It was for playoff games like this—the Los Angeles Raiders against the Buffalo Bills in the dead of the Buffalo winter—that television and living rooms were invented. Thus die-hard Bill fan Rick Gould and his happy chums sat on a couch in the parking lot at Rich Stadium last Saturday, watching pregame TV and relaxing amid the swirling snow and 0° weather (—32° windchill) in a living room as big as all outdoors. "I'd rather come to a game like this," said the 35-year-old Gould, a construction worker dressed in blaze orange hunting garb, "than go to a warm game in the sun and meet babes." His seven buddies, lounging about in hunting attire of their own, agreed.
Other people had other reasons for attending, but you had to wonder what those reasons might be. Not only was this the coldest day for a game in Bill history, but also the outcome might propel Buffalo toward a berth in its fourth straight Super Bowl, where it might lose for the fourth straight year. Only Avis knows the heartbreak of second place better than the Bills.
Sure enough, by the end of the day nearly 100 people had been treated at the stadium for frostbite and other weather-related injuries; Buffalo had won 29-23; and Bill quarterback Jim Kelly was as defiant as ever. His masterly passing—27 completions in 37 attempts for 287 yards, two touchdowns and no interceptions—led Buffalo to victory, but it also pushed the Bills nearer to a dreaded Fourth Big Loss. "People get down on us, but they don't know how hard we work to come back each year," snapped Kelly, who keeps a file of anti-Bills articles so he can read them and stay angry. "We have the hardest schedule year after year, but we fight through it all."
Before the game some of the Raiders weren't so sure their opponents were all that tough. "Let's just say they have been the best team the AFC could deliver," said L.A. defensive tackle Howie Long. "Up to this point."
Los Angeles's resurgent quarterback, Jeff Hostetler, a man not given to overstatement, allowed as how the Bills "are a team we match up well with."
But the Raiders didn't match up well with the weather. On Dec. 26 they were routed 28-0 by the Green Bay Packers in 0° weather at Lambeau Field. Long even spoke wistfully of the Wisconsin sun that shone on the field briefly that day before dropping behind the stands. "You don't realize what you've got till it's gone," he said. On the Thursday before the game in Buffalo, L.A. practiced at its camp in El Segundo in 76° weather; 48 hours later it would have to play in weather that was exactly 76 degrees colder. Bill defensive end Bruce Smith, one of the few players who came out bare-armed, knew what was required to prevail over the elements: "It's mind over matter. If you don't mind, it doesn't matter."

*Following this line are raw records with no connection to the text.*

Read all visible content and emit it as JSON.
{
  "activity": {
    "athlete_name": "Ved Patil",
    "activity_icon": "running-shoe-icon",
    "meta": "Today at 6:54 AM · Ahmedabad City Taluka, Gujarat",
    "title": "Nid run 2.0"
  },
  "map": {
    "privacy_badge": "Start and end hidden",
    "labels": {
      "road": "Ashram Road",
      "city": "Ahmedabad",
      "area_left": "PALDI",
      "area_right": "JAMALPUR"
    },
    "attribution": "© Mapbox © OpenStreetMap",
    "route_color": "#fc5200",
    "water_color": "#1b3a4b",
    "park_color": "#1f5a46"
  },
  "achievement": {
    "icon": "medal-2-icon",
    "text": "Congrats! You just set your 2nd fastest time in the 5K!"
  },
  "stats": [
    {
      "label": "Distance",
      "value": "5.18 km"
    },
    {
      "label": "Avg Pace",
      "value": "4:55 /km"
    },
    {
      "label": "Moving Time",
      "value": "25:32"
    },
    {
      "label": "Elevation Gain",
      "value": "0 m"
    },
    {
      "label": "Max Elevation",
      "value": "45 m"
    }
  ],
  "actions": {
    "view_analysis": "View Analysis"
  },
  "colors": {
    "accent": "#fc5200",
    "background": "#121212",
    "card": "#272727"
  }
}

Upon arriving for practice on Friday, the Raiders joked about the climate, threw ice balls and posed with snow shovels. But the first four of them off the bus from the airport to the hotel had slipped on the ice and nearly killed themselves, and the entire Los Angeles organization came to understand why NFL teams play 16 games to earn the home field advantage. On Saturday the Raiders trotted onto the frozen Rich Stadium tundra and were greeted by a portentous banner that, in mock homage to L.A. team boss Al Davis, read, JUST FREEZE BABY.
Still, in the first half Los Angeles was able to ignore the elements and dominated play. The Raiders held the ball for 23½ minutes to 6½ for the Bills through the first two periods and scored three times—on a 30-yard field goal by Jeff Jaeger and a pair of one-yard runs by tailback Napoleon McCallum. But L.A. went into the locker room at intermission leading only 17-13, largely because the Bills came up with two big plays, neither of which produced stat-sheet offensive yardage.
The first, early in the second quarter, was a 67-yard return by Bill special teams master Steve Tasker of a short, low, knuckleball kickoff after Jaeger's field goal. Tasker was finally run out of bounds on the Raider one-yard line, and one play later Buffalo scored on a one-yard, cart-wheeling touchdown flop by second-string tailback Kenneth Davis. "I heard him hit the ground with this unbelievable thud," marveled Kelly of Davis's play. "Kenny has no fear of anything."
The second was a questionable pass-interference call on Los Angeles nickel-back Torin Dorn for allegedly bumping Bill wideout Andre Reed on a deep post pattern just before the half. The call was good for a 37-yard Buffalo gain, and it set up tailback Thurman Thomas's eight-yard touchdown run on the next play. "I feel it was a terrible call," said a distraught Dorn in the locker room after the game. "It kind of turned the tide and quieted things in the locker room at the half."